Stoke-on-Trent and Staffordshire
Stoke-on-Trent and Staffordshire LEP has a vision for 2030 which is to become ‘a leader in smart energy and the development of smart cities. The county is a leader in community energy generation and has a secure, distributed energy generation and supply system based on low carbon and renewable participation backed by strong digital infrastructure, delivering reliable and low-cost energy to businesses and communities’.
D2N2 (Derbyshire and Nottinghamshire)
D2N2’s vision for 2030 is to inspire a clean growth revolution. ‘This revolution will be accelerated by the region’s ability to undertake cutting-edge research and development, a proactive public sector, and a highly-skilled workforce. By 2030, D2N2 will be a national pioneer in clean growth and a testbed for world-class energy systems innovation’.
The Marches area has a vision for 2030 to have ‘an energy generation and supply system which is flexible and reliable, delivering energy that is low carbon and low cost to businesses and communities, can accommodate planned growth and can support well developed low carbon supply chains’.
The three West Midlands LEPs (Greater Birmingham and Solihull, Black Country, and Coventry and Warwickshire) created a combined local energy strategy. Their strategy ‘is about influencing these financial flows to deliver a strategic vision for energy across the region by 2030 which includes:
• Reducing energy costs for our strategic industrial sectors to at least match those of international competitors by delivering a typical 20-25% reduction
• Reducing the incidence of fuel poverty across the region by hitting current government targets five years ahead of schedule
• Delivering the West Midlands’ share of national and global carbon by reducing 26% of regional carbon emissions between 2016 and 2030
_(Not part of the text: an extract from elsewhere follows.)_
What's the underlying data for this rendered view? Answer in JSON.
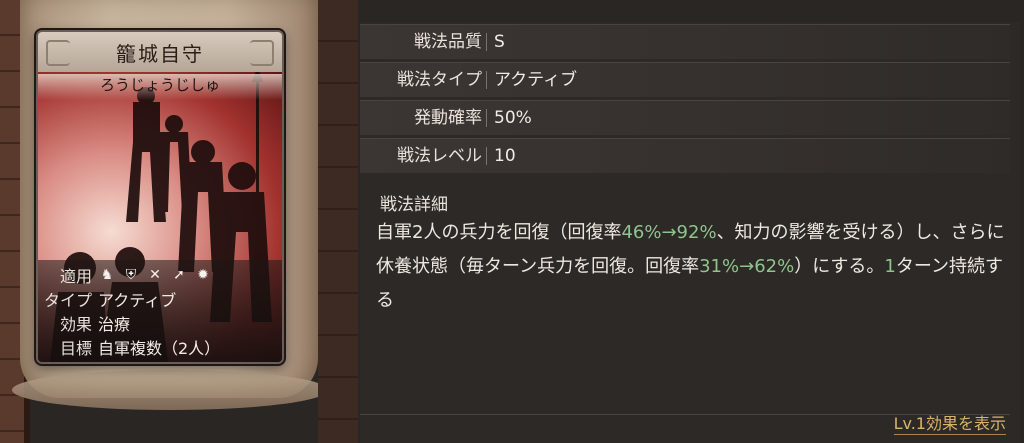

• Creating a regional energy infrastructure that adds £1bn to Gross Value Added (GVA) by 2025 by putting the region at the leading edge of the global energy and transport systems transition.’